** Opening DATA RECORDS block **

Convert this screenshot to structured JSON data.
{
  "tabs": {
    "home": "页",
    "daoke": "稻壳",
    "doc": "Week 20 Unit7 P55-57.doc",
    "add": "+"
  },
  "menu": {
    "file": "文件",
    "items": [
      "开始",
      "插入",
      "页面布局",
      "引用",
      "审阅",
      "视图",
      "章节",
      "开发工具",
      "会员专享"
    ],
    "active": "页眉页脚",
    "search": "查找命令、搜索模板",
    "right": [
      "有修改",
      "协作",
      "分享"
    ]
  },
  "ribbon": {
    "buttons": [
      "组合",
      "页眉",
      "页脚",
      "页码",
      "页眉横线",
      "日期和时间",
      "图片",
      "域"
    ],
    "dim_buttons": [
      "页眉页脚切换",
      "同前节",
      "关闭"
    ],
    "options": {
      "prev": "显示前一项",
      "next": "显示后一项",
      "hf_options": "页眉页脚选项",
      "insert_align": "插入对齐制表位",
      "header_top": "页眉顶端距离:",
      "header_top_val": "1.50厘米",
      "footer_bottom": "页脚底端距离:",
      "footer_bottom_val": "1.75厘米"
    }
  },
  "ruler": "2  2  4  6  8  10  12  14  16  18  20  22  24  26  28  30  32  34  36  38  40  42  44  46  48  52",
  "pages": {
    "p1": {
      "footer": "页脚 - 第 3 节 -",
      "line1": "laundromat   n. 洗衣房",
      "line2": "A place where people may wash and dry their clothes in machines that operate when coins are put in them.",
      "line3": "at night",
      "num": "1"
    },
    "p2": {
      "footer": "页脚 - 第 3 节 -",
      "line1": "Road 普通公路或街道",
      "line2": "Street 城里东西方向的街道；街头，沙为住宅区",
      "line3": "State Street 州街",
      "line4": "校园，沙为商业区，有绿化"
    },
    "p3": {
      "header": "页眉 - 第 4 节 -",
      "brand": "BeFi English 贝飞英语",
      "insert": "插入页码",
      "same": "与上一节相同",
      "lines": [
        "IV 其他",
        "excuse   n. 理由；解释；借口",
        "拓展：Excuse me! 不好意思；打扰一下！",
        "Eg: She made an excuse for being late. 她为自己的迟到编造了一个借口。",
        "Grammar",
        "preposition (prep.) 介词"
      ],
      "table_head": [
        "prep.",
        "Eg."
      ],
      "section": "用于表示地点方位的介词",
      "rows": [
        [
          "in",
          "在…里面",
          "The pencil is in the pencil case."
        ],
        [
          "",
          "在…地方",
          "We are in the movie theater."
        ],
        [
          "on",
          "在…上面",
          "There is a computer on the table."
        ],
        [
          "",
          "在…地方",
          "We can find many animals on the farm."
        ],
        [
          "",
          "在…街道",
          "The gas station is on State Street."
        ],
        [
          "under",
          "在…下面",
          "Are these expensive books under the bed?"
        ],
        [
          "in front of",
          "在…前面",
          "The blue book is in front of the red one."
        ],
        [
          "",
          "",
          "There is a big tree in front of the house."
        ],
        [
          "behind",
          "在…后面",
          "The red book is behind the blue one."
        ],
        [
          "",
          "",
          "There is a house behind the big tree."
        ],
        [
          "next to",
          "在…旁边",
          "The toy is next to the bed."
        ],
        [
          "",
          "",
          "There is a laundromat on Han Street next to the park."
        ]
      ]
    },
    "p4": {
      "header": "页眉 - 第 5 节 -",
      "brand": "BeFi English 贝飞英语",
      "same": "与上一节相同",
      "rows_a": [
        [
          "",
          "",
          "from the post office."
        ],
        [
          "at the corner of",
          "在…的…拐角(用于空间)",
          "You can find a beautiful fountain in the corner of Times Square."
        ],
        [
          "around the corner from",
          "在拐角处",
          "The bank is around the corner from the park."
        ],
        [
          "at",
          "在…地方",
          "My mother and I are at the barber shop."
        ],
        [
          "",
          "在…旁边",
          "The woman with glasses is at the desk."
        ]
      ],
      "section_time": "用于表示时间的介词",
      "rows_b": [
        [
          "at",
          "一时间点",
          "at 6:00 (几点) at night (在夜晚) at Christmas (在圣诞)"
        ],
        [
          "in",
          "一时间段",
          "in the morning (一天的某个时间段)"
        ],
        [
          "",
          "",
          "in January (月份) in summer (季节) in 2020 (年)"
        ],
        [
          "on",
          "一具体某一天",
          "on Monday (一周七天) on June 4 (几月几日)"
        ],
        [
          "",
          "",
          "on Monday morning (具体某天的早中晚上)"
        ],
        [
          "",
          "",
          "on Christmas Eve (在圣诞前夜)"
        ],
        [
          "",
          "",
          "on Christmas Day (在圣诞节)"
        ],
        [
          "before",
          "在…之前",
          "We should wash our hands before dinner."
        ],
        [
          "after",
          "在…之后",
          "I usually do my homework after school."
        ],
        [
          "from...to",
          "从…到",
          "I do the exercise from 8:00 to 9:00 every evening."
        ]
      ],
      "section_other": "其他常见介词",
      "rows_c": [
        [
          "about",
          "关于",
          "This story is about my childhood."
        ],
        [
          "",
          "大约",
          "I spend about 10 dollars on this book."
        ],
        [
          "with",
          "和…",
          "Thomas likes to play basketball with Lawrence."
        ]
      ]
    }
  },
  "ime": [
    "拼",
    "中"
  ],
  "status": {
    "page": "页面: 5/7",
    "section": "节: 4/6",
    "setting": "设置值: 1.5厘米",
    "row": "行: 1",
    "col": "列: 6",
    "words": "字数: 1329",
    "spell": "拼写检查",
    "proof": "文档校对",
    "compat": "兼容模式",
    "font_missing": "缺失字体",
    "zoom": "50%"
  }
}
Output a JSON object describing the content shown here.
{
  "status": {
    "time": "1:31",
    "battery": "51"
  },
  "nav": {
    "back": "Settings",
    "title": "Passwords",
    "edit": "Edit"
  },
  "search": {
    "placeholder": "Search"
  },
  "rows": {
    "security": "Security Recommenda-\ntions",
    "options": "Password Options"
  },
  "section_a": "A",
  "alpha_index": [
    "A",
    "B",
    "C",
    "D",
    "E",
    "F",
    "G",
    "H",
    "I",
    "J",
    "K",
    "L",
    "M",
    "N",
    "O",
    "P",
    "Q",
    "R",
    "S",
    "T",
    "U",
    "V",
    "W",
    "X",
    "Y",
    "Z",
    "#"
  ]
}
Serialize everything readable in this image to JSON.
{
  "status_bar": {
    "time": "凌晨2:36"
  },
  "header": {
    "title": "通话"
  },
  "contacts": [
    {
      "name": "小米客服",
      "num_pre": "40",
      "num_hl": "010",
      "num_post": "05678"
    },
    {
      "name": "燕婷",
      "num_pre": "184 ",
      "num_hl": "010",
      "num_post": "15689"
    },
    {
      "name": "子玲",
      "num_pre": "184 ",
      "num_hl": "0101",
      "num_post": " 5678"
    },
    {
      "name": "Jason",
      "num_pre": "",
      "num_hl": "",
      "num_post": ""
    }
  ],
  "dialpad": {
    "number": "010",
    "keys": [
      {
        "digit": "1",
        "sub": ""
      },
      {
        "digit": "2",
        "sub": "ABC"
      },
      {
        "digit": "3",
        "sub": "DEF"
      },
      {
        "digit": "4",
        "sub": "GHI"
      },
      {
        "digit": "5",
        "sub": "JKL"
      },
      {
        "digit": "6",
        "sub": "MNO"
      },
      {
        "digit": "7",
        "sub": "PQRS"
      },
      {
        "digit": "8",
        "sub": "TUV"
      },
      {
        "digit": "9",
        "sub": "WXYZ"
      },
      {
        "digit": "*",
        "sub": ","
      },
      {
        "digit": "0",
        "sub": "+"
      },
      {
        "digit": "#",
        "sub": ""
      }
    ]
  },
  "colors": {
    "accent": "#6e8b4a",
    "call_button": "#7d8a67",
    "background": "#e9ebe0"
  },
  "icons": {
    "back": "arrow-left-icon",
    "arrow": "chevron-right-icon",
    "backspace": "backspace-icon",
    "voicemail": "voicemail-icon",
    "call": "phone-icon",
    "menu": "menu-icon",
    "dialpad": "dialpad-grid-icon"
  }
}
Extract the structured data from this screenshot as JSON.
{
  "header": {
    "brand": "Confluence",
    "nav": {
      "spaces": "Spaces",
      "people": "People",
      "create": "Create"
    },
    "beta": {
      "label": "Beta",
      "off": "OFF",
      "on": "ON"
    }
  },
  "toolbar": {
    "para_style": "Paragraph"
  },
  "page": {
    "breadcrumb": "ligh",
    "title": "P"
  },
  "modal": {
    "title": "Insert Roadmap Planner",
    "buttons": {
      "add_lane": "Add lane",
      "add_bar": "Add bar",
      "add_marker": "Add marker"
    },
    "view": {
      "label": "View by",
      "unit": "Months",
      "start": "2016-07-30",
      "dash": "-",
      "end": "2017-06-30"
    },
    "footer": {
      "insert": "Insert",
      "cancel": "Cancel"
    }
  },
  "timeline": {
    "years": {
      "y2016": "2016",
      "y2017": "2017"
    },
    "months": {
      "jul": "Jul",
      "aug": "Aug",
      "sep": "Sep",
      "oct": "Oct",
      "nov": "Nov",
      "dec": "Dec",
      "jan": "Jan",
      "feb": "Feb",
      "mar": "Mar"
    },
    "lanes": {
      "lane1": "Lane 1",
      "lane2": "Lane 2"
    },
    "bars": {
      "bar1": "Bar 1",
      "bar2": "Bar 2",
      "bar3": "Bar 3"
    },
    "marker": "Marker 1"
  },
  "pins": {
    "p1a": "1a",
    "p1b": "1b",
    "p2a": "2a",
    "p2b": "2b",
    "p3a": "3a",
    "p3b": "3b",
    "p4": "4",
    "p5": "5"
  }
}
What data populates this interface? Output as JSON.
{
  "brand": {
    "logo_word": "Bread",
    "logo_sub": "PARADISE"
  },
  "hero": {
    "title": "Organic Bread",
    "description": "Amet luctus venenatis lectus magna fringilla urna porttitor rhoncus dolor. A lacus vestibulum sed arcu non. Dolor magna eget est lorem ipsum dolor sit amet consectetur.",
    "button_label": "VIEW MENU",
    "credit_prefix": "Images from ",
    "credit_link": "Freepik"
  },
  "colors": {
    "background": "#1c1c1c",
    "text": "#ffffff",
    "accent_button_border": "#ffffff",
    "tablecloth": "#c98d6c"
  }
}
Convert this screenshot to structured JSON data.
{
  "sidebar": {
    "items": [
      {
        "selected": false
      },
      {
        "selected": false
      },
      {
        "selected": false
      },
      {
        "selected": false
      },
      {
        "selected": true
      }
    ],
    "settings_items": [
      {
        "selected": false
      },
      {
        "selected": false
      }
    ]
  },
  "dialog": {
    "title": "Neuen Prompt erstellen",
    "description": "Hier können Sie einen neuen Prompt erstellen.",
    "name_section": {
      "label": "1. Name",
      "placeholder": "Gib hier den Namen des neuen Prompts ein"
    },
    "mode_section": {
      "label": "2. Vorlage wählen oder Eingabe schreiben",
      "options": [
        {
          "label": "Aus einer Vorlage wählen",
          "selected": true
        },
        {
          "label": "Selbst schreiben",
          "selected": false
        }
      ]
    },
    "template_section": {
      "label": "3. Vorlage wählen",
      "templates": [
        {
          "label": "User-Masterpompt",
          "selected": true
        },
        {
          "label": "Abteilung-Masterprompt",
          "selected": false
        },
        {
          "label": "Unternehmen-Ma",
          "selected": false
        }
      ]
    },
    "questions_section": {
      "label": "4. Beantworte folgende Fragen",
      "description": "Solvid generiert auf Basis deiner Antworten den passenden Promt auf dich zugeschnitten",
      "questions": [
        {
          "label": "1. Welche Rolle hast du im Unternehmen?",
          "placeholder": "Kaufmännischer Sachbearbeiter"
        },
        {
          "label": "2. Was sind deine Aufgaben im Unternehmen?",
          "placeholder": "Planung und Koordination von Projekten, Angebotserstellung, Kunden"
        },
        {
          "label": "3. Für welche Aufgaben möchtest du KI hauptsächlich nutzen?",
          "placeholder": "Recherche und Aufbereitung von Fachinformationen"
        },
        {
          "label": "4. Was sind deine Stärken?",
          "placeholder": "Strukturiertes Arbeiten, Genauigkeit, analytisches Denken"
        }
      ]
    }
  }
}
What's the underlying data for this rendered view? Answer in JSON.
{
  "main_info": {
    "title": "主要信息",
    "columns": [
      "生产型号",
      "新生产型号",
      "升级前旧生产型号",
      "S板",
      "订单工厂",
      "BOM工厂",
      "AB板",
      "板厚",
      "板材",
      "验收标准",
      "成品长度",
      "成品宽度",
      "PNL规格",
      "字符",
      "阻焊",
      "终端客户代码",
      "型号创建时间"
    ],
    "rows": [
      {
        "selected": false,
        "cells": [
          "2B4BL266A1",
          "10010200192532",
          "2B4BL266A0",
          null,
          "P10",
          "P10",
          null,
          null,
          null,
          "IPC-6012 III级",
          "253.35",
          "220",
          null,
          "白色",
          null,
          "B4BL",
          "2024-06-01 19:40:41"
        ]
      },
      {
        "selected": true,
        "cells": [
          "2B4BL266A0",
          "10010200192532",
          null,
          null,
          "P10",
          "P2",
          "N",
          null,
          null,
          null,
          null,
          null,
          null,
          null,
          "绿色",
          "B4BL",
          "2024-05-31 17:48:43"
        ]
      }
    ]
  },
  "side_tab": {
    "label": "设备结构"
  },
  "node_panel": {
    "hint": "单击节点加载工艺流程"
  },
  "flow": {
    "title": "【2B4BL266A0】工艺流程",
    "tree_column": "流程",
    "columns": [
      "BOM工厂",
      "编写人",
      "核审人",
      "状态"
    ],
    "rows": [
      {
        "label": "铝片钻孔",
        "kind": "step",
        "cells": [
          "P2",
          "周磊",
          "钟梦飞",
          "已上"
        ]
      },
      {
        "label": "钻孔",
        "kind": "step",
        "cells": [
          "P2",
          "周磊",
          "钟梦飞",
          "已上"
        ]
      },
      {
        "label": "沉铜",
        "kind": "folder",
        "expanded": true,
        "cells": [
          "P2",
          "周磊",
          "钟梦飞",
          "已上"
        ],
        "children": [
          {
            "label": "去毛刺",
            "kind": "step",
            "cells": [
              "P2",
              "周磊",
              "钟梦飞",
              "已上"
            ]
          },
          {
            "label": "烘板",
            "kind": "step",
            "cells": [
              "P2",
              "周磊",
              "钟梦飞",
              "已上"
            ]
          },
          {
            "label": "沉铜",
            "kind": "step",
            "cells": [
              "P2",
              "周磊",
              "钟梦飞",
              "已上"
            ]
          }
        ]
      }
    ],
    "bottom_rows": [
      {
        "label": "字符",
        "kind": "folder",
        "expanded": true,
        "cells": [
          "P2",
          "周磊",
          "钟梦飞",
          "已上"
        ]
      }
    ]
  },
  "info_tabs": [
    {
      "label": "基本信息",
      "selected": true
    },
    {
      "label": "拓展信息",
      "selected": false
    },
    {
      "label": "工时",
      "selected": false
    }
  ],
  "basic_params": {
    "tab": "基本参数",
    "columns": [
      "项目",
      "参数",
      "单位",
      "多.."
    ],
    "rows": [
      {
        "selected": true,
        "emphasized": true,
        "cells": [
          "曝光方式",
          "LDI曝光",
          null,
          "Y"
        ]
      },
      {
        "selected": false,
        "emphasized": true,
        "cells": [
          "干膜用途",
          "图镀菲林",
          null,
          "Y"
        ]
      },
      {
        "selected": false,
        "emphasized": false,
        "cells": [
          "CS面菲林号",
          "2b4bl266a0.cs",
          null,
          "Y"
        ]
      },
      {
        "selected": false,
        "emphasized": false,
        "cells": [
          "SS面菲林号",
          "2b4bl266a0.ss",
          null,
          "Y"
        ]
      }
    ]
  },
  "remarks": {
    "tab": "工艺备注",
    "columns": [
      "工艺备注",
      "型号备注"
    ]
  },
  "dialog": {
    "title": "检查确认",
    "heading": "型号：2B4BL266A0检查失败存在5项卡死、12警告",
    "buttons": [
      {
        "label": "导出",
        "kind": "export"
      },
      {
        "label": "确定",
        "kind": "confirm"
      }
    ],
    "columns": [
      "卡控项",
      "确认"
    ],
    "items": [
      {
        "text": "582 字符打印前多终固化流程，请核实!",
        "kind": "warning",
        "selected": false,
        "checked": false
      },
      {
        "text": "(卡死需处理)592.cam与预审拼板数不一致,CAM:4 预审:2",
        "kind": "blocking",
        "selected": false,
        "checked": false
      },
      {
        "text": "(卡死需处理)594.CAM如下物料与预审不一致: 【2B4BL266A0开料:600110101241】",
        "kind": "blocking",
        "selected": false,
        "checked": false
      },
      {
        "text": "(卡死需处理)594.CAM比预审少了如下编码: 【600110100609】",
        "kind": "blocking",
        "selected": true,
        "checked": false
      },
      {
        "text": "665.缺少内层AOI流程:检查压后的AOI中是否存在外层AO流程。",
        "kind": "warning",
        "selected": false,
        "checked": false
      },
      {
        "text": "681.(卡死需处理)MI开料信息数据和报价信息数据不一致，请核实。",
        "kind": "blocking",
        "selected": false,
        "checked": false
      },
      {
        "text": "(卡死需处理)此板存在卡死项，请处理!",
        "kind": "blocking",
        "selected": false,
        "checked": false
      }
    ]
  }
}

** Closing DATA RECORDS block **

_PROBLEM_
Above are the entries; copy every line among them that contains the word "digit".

_COMPLETED EXERCISE_
        "digit": "1",
        "digit": "2",
        "digit": "3",
        "digit": "4",
        "digit": "5",
        "digit": "6",
        "digit": "7",
        "digit": "8",
        "digit": "9",
        "digit": "*",
        "digit": "0",
        "digit": "#",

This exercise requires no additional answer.